* _Your objective_: Copy every line of the data that contains the string "resultJSON".

Items listed in a dataset:

+ + + + +

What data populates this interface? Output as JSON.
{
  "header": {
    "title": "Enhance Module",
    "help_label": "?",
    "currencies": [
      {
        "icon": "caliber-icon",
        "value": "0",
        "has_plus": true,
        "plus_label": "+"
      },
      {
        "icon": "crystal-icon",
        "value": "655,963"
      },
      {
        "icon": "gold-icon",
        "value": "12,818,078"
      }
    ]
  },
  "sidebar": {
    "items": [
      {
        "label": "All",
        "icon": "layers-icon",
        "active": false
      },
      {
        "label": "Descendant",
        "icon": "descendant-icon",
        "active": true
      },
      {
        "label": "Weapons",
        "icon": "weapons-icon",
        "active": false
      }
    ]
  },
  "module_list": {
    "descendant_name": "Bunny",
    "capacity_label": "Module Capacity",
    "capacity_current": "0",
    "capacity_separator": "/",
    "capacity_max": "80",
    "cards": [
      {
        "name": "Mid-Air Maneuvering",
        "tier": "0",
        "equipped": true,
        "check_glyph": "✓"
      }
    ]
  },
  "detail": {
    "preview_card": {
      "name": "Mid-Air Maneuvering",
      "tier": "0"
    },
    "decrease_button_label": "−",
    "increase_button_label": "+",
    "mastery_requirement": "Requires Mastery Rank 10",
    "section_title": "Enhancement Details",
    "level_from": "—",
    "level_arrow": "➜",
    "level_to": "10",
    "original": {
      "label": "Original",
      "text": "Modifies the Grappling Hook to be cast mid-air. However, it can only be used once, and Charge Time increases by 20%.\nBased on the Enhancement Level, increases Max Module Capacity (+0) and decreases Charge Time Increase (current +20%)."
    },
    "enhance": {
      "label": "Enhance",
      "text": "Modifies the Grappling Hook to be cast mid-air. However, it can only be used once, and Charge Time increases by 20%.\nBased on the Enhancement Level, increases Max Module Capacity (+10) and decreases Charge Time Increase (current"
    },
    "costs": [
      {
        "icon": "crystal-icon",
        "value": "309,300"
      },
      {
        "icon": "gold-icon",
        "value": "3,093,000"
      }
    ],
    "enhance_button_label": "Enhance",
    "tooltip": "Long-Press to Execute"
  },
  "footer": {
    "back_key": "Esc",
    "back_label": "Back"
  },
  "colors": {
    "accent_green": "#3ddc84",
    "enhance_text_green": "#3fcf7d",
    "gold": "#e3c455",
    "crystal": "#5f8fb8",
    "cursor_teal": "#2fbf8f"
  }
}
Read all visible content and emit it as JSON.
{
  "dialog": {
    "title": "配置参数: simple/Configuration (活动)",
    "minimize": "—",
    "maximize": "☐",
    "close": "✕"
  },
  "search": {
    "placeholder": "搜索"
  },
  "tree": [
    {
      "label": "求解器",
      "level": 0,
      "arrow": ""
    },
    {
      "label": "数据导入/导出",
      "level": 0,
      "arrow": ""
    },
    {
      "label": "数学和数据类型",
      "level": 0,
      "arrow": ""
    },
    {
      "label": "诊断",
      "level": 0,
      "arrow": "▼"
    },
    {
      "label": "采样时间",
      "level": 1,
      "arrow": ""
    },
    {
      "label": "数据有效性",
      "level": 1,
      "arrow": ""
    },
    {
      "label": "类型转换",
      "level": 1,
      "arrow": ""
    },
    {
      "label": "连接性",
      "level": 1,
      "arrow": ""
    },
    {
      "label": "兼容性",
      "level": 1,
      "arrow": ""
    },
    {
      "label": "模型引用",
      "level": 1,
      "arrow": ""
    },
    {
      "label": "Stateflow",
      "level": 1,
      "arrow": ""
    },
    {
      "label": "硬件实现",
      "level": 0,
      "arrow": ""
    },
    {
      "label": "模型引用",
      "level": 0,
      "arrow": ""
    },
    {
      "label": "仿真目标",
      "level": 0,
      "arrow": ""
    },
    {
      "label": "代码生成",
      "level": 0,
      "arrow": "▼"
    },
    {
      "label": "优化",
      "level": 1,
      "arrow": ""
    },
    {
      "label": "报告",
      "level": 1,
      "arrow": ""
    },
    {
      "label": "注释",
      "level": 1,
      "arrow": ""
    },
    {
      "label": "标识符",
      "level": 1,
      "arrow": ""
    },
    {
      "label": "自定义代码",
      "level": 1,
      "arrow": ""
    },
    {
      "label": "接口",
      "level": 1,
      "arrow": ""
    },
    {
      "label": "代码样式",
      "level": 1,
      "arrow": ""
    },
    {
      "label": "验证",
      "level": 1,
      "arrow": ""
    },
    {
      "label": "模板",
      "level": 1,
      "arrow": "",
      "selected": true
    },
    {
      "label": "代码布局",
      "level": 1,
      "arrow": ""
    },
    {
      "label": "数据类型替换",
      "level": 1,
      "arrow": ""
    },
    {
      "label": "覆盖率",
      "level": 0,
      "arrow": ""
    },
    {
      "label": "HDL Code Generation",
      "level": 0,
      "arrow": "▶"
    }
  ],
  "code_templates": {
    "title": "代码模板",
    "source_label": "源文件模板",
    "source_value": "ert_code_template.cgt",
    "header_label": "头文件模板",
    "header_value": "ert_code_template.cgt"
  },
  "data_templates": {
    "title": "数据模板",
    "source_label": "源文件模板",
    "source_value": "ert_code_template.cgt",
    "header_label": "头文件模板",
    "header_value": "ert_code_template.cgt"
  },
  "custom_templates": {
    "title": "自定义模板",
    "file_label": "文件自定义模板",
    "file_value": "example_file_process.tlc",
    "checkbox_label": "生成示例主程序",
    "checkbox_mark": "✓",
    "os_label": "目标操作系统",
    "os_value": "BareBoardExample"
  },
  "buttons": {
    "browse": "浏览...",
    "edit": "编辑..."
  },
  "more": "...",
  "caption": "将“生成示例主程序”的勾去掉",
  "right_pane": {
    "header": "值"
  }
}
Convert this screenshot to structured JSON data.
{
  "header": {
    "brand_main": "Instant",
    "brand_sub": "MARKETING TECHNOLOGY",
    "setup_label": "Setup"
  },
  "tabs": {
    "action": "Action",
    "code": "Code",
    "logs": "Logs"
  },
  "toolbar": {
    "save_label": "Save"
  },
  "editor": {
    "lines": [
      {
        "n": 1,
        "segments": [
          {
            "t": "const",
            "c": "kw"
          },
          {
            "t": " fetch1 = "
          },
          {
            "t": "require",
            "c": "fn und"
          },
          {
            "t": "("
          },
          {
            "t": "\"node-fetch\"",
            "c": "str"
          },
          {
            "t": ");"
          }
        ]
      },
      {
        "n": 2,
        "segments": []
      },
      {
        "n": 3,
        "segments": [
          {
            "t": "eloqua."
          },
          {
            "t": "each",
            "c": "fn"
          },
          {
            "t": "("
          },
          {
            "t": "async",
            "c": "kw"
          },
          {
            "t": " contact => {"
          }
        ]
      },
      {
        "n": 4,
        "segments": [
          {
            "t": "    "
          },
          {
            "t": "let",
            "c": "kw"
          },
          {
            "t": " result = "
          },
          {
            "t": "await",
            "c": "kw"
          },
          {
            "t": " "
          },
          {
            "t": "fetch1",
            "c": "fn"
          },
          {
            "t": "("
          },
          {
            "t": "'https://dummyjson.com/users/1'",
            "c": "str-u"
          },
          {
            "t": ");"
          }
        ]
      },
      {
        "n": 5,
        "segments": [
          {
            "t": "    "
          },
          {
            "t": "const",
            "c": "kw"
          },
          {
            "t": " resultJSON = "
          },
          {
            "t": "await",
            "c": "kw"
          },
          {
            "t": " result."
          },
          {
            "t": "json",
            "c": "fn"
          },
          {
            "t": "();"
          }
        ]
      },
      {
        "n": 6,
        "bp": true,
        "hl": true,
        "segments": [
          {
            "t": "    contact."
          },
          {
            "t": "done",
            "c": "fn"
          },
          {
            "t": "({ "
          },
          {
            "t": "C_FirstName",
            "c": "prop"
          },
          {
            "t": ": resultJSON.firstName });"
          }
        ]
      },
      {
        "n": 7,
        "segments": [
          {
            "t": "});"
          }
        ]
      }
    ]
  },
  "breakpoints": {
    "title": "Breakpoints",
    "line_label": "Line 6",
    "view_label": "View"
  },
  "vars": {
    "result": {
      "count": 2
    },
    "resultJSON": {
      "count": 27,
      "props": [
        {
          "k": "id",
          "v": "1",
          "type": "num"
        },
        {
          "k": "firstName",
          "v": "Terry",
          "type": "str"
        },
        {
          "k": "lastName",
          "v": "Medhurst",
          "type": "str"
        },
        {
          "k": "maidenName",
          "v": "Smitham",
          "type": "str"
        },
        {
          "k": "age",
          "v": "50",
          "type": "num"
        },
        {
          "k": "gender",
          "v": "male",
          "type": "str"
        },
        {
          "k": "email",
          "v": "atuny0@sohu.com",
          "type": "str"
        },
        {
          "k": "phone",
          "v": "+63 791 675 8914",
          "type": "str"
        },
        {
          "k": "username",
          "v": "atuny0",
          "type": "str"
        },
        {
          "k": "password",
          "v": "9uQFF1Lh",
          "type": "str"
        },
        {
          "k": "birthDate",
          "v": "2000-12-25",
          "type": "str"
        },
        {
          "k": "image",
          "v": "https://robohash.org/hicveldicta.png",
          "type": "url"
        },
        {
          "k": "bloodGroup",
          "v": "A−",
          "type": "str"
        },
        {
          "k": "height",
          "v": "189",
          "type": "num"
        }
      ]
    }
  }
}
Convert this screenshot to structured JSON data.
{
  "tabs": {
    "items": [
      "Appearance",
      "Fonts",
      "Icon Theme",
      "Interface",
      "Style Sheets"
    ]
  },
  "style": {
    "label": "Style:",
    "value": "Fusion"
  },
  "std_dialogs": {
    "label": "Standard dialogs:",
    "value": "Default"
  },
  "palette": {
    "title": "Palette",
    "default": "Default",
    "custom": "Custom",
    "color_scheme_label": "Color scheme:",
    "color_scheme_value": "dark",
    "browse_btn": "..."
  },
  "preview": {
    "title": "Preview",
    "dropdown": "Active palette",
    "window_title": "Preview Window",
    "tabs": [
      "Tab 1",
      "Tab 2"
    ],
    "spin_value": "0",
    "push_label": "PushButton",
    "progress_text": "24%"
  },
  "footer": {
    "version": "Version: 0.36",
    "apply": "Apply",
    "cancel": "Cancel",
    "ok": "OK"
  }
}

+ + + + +

* _Response for this exercise_:
            "t": " resultJSON = "
            "t": ": resultJSON.firstName });"
    "resultJSON": {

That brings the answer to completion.